Let me start this glaucoma overview by stating that glaucoma is the second most common reason for loss of eyesight in the US. The first reason for loss of eyesight in the US is macular degeneration. There are about 2 million Americans who have glaucoma, but only about 50% know about it. It can hit at any age group, although it is more common in the older age group.
Among younger glaucoma patients some inheritance of glaucoma occurs more often. Alternatively, there was prior injury to the affected eye leading to internal scarring. Of those who have high intraocular pressure (=IOP) only 1% per year will develop glaucoma. There are two forms, the open-angle glaucoma found in about 70% and the angle-closure glaucoma, which occurs in about 10% of all cases.
Four crucial eye examination tests
The remaining 20% are more difficult to classify. Usually, glaucoma develops from a blockage of the Schlemm’s canal. This is shown in this image where on the left conditions are seen with normal eye pressure and on the right when glaucoma is present. The eye fluid has no normal way of drainage when this happens and this will raise the IOP in most cases. In about 85% of cases the IOP will be elevated. But in about 15% of glaucoma patients the IOP is normal when the IOP is measured. An ophthalmologist will, however, do 4 tests that will determine whether or not the patient has glaucoma:
- Eye exam including gonioscopy
- Measuring intraocular pressure
- visual field examination
- examination of optic discs (using slit lamp)
Only when the eye specialist examines all these four parameters, can the eye specialist tell whether there is glaucoma present that needs treatment.
Avoiding glaucoma misdiagnosis
Otherwise glaucoma could be missed or get overdiagnosed. Here are two examples: a normal or low-pressure glaucoma patient could be overlooked, if only the IOP is measured. This patient would wrongly miss treatment for glaucoma, which would lead to blindness on that eye from optic nerve atrophy. Another example is a patient with an elevation of the IOP (intraocular pressure, ocular hypertension). This patient would receive a false diagnosis of glaucoma, if the eye specialist only measures the IOP.
In this case the other 3 examination methods would rule out glaucoma and the correct diagnosis would be “ocular hypertension”. 90% of patients with ocular hypertension (IOP more than 21 mm mercury) will not develop glaucoma and simply need regular follow-up exams for monitoring.

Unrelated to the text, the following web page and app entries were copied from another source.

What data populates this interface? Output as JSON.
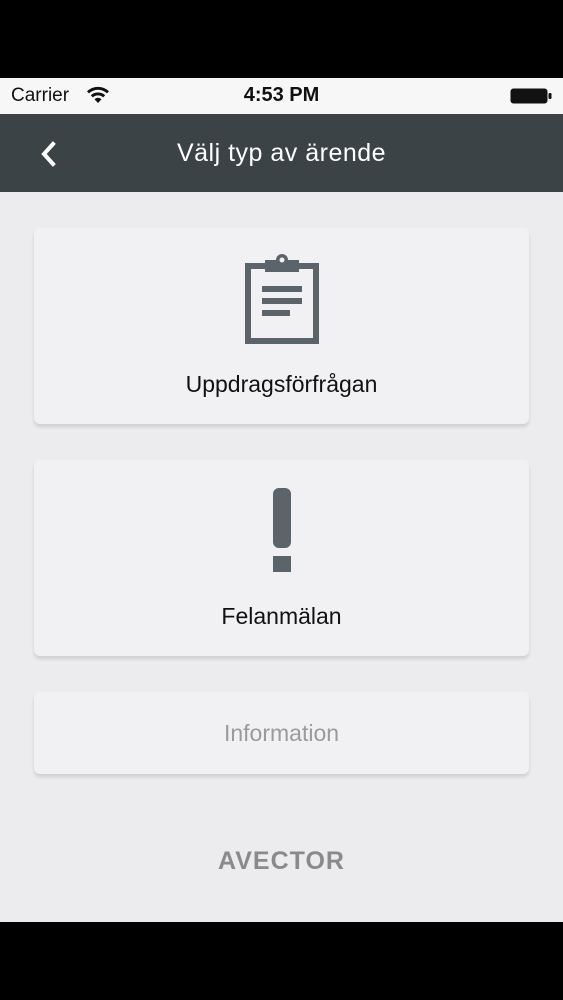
{
  "status_bar": {
    "carrier": "Carrier",
    "time": "4:53 PM"
  },
  "nav_bar": {
    "title": "Välj typ av ärende",
    "back_icon": "chevron-left-icon"
  },
  "cards": [
    {
      "label": "Uppdragsförfrågan",
      "icon": "clipboard-icon"
    },
    {
      "label": "Felanmälan",
      "icon": "exclamation-icon"
    },
    {
      "label": "Information"
    }
  ],
  "brand": {
    "logo_text": "AVECTOR"
  },
  "colors": {
    "nav_background": "#3b4347",
    "content_background": "#ececee",
    "card_background": "#f1f0f2",
    "icon_color": "#5b646a",
    "disabled_text": "#9a9a9c"
  }
}
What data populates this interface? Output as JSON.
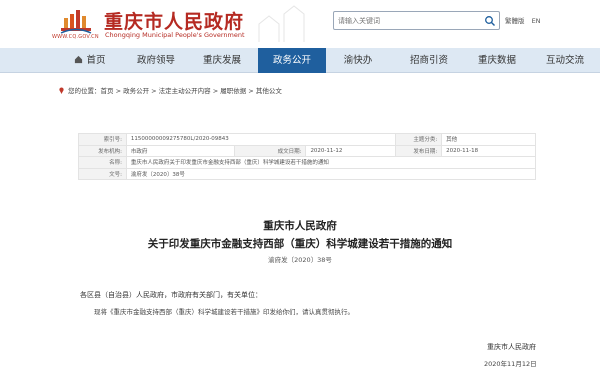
{
  "header": {
    "title": "重庆市人民政府",
    "subtitle": "Chongqing Municipal People's Government",
    "url": "WWW.CQ.GOV.CN",
    "search_placeholder": "请输入关键词",
    "links": [
      "繁體版",
      "EN"
    ]
  },
  "nav": {
    "items": [
      {
        "label": "首页",
        "icon": "home-icon"
      },
      {
        "label": "政府领导"
      },
      {
        "label": "重庆发展"
      },
      {
        "label": "政务公开",
        "active": true
      },
      {
        "label": "渝快办"
      },
      {
        "label": "招商引资"
      },
      {
        "label": "重庆数据"
      },
      {
        "label": "互动交流"
      }
    ]
  },
  "breadcrumb": {
    "label": "您的位置：",
    "path": "首页 > 政务公开 > 法定主动公开内容 > 履职依据 > 其他公文"
  },
  "info": {
    "rows": [
      [
        {
          "k": "索引号:",
          "v": "11500000009275780L/2020-09843"
        },
        {
          "k": "主题分类:",
          "v": "其他"
        }
      ],
      [
        {
          "k": "发布机构:",
          "v": "市政府"
        },
        {
          "k": "成文日期:",
          "v": "2020-11-12"
        },
        {
          "k": "发布日期:",
          "v": "2020-11-18"
        }
      ],
      [
        {
          "k": "名称:",
          "v": "重庆市人民政府关于印发重庆市金融支持西部（重庆）科学城建设若干措施的通知"
        }
      ],
      [
        {
          "k": "文号:",
          "v": "渝府发〔2020〕38号"
        }
      ]
    ]
  },
  "document": {
    "org": "重庆市人民政府",
    "title": "关于印发重庆市金融支持西部（重庆）科学城建设若干措施的通知",
    "number": "渝府发〔2020〕38号",
    "salutation": "各区县（自治县）人民政府，市政府有关部门，有关单位：",
    "body": "现将《重庆市金融支持西部（重庆）科学城建设若干措施》印发给你们，请认真贯彻执行。",
    "signature": "重庆市人民政府",
    "date": "2020年11月12日"
  },
  "colors": {
    "brand_red": "#b52a22",
    "nav_active": "#1f5f9e",
    "nav_bg": "#dde8f3"
  }
}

On the other hand, if these patients develop IOP’s of greater than 28 mm mercury, many eye specialists would start treating these patients with eye drops to lower the IOP, as these patients likely were in the early stages of glaucoma development.
There are high risk groups who develop open-angle glaucoma as I describe below.
Common causes of open-angle glaucoma
|older age||high blood pressure|
|elevated IOP||conditions that requires chronic use of systemic corticosteroids|
|black race||Myopia (shortsightedness)|
Signs and symptoms of glaucoma:
Unfortunately there are no early signs and symptoms for glaucoma. Late symptoms are loss of the visual fields in the sense of missing words or lines when reading or missing stairs when the lower visual field is missing. This can cause accidents when driving a car. First the vision in the periphery disappears, later central vision vanishes. Other symptoms can be blurred vision and intermittent eye pain.
In this glaucoma overview I will briefly touch on the following topics.
As already indicated the eye specialist will do a thorough eye examination including gonioscopy and measurements of the intraocular pressure (IOP) where one of the methods is the Goldmann tonometry. In addition, as mentioned above, the specialist will also do visual field exam and do slit lamp examination to inspect the optic disc.
Treatment of glaucoma
Both surgical glaucoma procedures will restore the normal drainage of the internal eye fluid, which in turn takes the pressure off the optic nerve. In most open-angle glaucoma patients laser surgery can be done by an eye surgeon equipped to do that procedure. The eye specialist does conventional surgery only in those cases where the specialist cannot use laser surgery. Here is another site where glaucoma surgery is described.
Prevention of glaucoma
To prevent glaucoma, it is important that an eye specialist examines the patient from age 30 onwards every 2 or 3 years. The optometrist or ophthalmologist does examinations more often in high risk families where there is glaucoma inheritance. This way the health professional detects early changes and can treat right away with laser surgery. High risk people (see in the table above) require careful checking and close follow-up.
2. Ferri: Ferri’s Clinical Advisor: Instant Diagnosis and Treatment, 2004 ed., Copyright © 2004 Mosby, Inc.
3. Rakel: Conn’s Current Therapy 2004, 56th ed., Copyright © 2004 Elsevier